NoahcoverGrade: C-
Entire family: No
2014, 138 min., Color
Rated PG-13 for violence, disturbing images and brief suggestive content
Aspect ratio: 1.85:1, “enhanced” for 16×9 monitors
Featured audio: DTS-HD MA 7.1
Includes: Blu-ray, DVD, UV
Bonus features: B-

Darren Aronofsky’s Noah has sparked all kinds of criticism for it’s looser-than-loose interpretation of the story of The Flood that’s recounted in The Bible. The film was banned in China on religious grounds, condemned by Muslims for the way it treats prophets, and branded by the official Vatican newspaper as a “strange” and “perplexing” movie that adds up to a “missed opportunity.” Christian audiences have generally decried its inexplicable departure from the traditional Bible story.

But let’s be fair. There are a number of perplexities in The Bible, none of which have anything to do with Darren Aronofsky (The Black Swan). Adam and Eve are supposed to be the mother and father of all humanity, but the Book of Genesis tells us that they begat Cain and Abel—no daughters. And when Cain is confronted by God after murdering his brother he worries that he will become a fugitive and that whoever finds him will slay him—which implies that people exist apart from Adam’s lineage. Later we’re told that Cain “knew” his wife and begat children of his own. Where she came from is not specified.

As for Noah, The Bible says he was 500 years old when he became the father of three sons, and 600 when God commanded him to build an ark and take into it his sons, their wives, and two of all the beasts of the air and ground. There was no mention of fantastic mud-and-rock creatures called “Watchers” helping him to build this massive boat, as we see in Noah.

When it comes to Hollywood, I don’t expect film adaptations to be exact. I didn’t, for example, mind that the land Noah traverses looked more like a desolate apocalyptic wasteland than the arid, olive tree-filled Holy Land we typically see. But I do expect filmmakers to operate in the general vicinity of truthfulness or reality. Infusing Noah’s story, however fictional or true you believe it to be, with the kind of rock creatures we saw in GalaxyQuest is like trying to tell the story of Geronimo with an E.T.-like alien turning up in the Apache desert to offer his assistance. It’s too over-the-top and, because it stands in such sharp contrast to the biblical account and the kind of God-talk that Aronofsky includes, it’s also more than a little hokey.   
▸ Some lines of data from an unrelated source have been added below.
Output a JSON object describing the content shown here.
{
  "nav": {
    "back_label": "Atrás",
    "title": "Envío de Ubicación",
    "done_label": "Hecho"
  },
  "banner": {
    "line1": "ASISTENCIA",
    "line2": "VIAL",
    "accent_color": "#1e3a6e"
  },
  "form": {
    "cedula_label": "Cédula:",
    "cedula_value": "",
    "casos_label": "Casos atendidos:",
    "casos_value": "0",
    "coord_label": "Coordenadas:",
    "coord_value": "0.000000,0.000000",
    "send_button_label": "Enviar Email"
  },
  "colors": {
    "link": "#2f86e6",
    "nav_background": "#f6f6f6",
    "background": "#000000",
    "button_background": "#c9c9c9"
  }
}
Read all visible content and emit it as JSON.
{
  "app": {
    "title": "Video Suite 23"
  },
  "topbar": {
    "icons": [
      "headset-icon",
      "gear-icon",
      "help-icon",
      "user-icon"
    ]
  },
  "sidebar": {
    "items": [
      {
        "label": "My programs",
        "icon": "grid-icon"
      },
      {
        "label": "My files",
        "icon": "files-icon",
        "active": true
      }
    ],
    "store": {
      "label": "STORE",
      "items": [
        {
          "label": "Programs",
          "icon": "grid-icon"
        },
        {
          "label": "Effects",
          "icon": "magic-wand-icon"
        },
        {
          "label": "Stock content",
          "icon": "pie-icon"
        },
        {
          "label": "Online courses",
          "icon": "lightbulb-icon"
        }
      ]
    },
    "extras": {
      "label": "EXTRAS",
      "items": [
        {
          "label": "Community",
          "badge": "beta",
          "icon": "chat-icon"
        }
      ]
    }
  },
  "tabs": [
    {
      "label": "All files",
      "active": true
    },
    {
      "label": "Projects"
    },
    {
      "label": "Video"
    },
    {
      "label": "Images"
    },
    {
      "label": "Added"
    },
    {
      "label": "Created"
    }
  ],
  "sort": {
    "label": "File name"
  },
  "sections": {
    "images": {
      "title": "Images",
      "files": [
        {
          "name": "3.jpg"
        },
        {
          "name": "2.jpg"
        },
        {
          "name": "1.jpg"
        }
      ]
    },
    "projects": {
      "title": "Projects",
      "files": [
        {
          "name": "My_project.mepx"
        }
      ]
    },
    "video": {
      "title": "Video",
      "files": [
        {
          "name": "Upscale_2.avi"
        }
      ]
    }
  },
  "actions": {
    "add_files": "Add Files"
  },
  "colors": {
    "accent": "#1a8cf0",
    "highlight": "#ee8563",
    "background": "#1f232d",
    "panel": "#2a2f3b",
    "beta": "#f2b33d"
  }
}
NoahscreenRussell Crowe, who plays Noah costumed more like someone from a Peter Jackson trilogy, has defended the film, but even if you take the issue of adaptation out of the equation, you’re left with an uneven story that’s way too talky in spots, with too many scenes that depend on exposition through dialogue. Then there are the cheesy images that flash periodically through Noah’s head, like the serpent from the Garden of Eden and the hand that grabs the forbidden fruit, as well as miniature montages that try to resolve the issue of creationism vs. evolution by showing how these two philosophies can co-exist. Is it fascinating? Yes. But it’s also hokey and it disrupts the trajectory of the main action.

Harry Potter fans will enjoy seeing Emma Watson in a highly dramatic role, while others might get flashbacks seeing Jennifer Connelly playing Crowe’s wife again (as she did in A Beautiful Mind) and watching Anthony Hopkins playing the same kind of long-haired old sage as he did in the last Zorro flick. And though there really wasn’t a villain in this Bible story, Ray Winstone does a good job as Tubal-cain, the battle-scared king who believes that God has abandoned mankind.

Noah is full of special effects and CGI animals, and there are battles with this king and his debauched people. But the slow-downs take too much of a toll. What we’re left with is a film that’s interesting in spots, even provocative at times, but ultimately not nearly as entertaining or successful as it might have been. I watched it with two teenage boys who agreed that it was a C at best. I’m not sure it was even that.